Aim of the task: The records below are to be quoted in full; please keep every word exact.
[[ Data provided, beginning ]]
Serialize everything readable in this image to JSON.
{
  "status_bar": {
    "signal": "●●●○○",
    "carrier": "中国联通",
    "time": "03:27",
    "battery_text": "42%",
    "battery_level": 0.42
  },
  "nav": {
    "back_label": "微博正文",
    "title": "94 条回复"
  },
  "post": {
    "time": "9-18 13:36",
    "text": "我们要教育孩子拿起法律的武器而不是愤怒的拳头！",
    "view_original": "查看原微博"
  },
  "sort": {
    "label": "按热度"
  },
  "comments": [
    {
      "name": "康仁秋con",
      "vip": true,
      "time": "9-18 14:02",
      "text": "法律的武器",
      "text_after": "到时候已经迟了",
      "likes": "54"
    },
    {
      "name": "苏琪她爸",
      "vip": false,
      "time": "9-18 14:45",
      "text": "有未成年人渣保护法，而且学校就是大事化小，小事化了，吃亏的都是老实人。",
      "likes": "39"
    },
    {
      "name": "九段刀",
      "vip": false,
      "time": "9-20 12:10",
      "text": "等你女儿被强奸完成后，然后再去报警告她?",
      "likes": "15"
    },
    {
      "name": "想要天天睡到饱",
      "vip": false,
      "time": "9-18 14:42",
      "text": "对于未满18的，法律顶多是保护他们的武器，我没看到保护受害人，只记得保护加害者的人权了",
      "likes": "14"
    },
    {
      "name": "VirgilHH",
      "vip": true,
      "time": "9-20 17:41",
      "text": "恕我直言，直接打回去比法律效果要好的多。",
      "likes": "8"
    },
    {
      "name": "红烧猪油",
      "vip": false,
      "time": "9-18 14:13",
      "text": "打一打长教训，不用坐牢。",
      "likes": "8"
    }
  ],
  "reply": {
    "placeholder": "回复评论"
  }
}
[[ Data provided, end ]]
Exercise answer:
Serialize everything readable in this image to JSON.
{
  "status_bar": {
    "signal": "●●●○○",
    "carrier": "中国联通",
    "time": "03:27",
    "battery_text": "42%",
    "battery_level": 0.42
  },
  "nav": {
    "back_label": "微博正文",
    "title": "94 条回复"
  },
  "post": {
    "time": "9-18 13:36",
    "text": "我们要教育孩子拿起法律的武器而不是愤怒的拳头！",
    "view_original": "查看原微博"
  },
  "sort": {
    "label": "按热度"
  },
  "comments": [
    {
      "name": "康仁秋con",
      "vip": true,
      "time": "9-18 14:02",
      "text": "法律的武器",
      "text_after": "到时候已经迟了",
      "likes": "54"
    },
    {
      "name": "苏琪她爸",
      "vip": false,
      "time": "9-18 14:45",
      "text": "有未成年人渣保护法，而且学校就是大事化小，小事化了，吃亏的都是老实人。",
      "likes": "39"
    },
    {
      "name": "九段刀",
      "vip": false,
      "time": "9-20 12:10",
      "text": "等你女儿被强奸完成后，然后再去报警告她?",
      "likes": "15"
    },
    {
      "name": "想要天天睡到饱",
      "vip": false,
      "time": "9-18 14:42",
      "text": "对于未满18的，法律顶多是保护他们的武器，我没看到保护受害人，只记得保护加害者的人权了",
      "likes": "14"
    },
    {
      "name": "VirgilHH",
      "vip": true,
      "time": "9-20 17:41",
      "text": "恕我直言，直接打回去比法律效果要好的多。",
      "likes": "8"
    },
    {
      "name": "红烧猪油",
      "vip": false,
      "time": "9-18 14:13",
      "text": "打一打长教训，不用坐牢。",
      "likes": "8"
    }
  ],
  "reply": {
    "placeholder": "回复评论"
  }
}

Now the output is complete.